The big ones such as D.R. Horton (DHI) operate in areas that are experiencing an energy boost because of fracking advances. They are able to borrow money cheap to finance their projects, and they have less competition than they did five years ago. Those companies also pay 2% to 3% dividends.
I would say this about the homebuilders: The national ones are the ones that you want to focus on, but not all of the national ones.
The ones that are the most attractive are the ones that are operating in the areas that are experiencing an energy boom, because that is where housing prices are rising the most. D. R. Horton is in the Texas area, where there is a lot of fracking going on. That has been an historic energy state, but I also like the East Coast or Oklahoma. I would be looking at national homebuilders that have big projects.
Nancy Zambell: Let's switch over to technology. Are you doing anything in technology these days?
Ken Kam: Actually, in technology the area that I like best is biotechnology. Not chips, but drugs.
There are advances that have been made in the past few years that are only
now coming to market, and those companies are making a transition from being an
R&D-driven company to producing drugs. That is a tough transition to make.
Oftentimes, it requires a change in the top management.
Any person who knows how to sell can sell the product, but those are also the least risky part of the companies' life cycles, because there are a lot more people who can manage manufacturing products and sales than who can develop a new drug.

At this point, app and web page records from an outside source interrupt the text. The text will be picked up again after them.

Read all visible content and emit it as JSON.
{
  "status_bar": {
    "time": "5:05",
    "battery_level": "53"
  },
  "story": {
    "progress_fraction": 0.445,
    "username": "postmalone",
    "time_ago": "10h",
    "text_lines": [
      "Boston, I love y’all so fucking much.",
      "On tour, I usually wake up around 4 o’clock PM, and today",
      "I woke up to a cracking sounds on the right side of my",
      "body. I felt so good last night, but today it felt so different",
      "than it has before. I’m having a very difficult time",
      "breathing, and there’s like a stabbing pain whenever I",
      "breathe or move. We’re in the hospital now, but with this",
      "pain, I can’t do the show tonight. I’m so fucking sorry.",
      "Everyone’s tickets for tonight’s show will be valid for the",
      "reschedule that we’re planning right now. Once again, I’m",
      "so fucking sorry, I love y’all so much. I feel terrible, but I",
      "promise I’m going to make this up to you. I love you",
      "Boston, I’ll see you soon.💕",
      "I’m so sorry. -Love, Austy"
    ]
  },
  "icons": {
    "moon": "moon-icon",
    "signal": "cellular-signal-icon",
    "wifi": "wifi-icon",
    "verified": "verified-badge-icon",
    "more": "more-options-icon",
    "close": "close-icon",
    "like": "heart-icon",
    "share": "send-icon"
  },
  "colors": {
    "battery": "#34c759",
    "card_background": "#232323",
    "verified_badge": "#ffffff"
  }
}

Once the drug is approved by the FDA, the regulatory risk and the efficacy is known and published. Now you are dealing with just locking in and handling risk like every pharmaceutical company faces. And this is when it starts to produce numbers that most of Wall Street looks for-revenues and earnings. Until then, the income statement on the balance sheet and balance sheet would show you nothing.
Nancy Zambell: Do you have a favorite in that arena?
Ken Kam: I think that my highest confident stock in this area is Amarin (AMRN). They got approval for their drug last year. It took them nearly a year to get the sales force set up and start to roll it out. I think that this is a four- or five-bagger in the next couple of years.
Nancy Zambell: What kind of symptoms or diseases do they treat?
Ken Kam: Amarin's drug is useful for patients who have high triglycerides. It often happens that if you have triglycerides, you also have high cholesterol.
The problem with this is that the one drug that you would take to reduce your triglycerides happens to increase cholesterol. So that is not that good. And it really significantly narrows the market for that drug...and yet it still sells over $1 billion a year for GlaxoSmithKline (GSK).
Amarin's drug can lower your triglycerides without increasing your cholesterol level. I think that at a minimum, they are going to go over the market share for GlaxoSmithKline's drug, and that's going to generate $1 billion a year for them.
It is also going to expand the market, because a lot of people have high triglycerides and high cholesterol, and for that reason they can't take the other drug. But they could take this one.
Nancy Zambell: That sounds like a really good return, four- to five-bagger. We can all take that, right?
Ken Kam: We can all take that. And in the context of a diversified portfolio where you are betting on all of these segments with people who have proven track records in their area, I think that it is a successful way to go after great returns without taking on excess risk.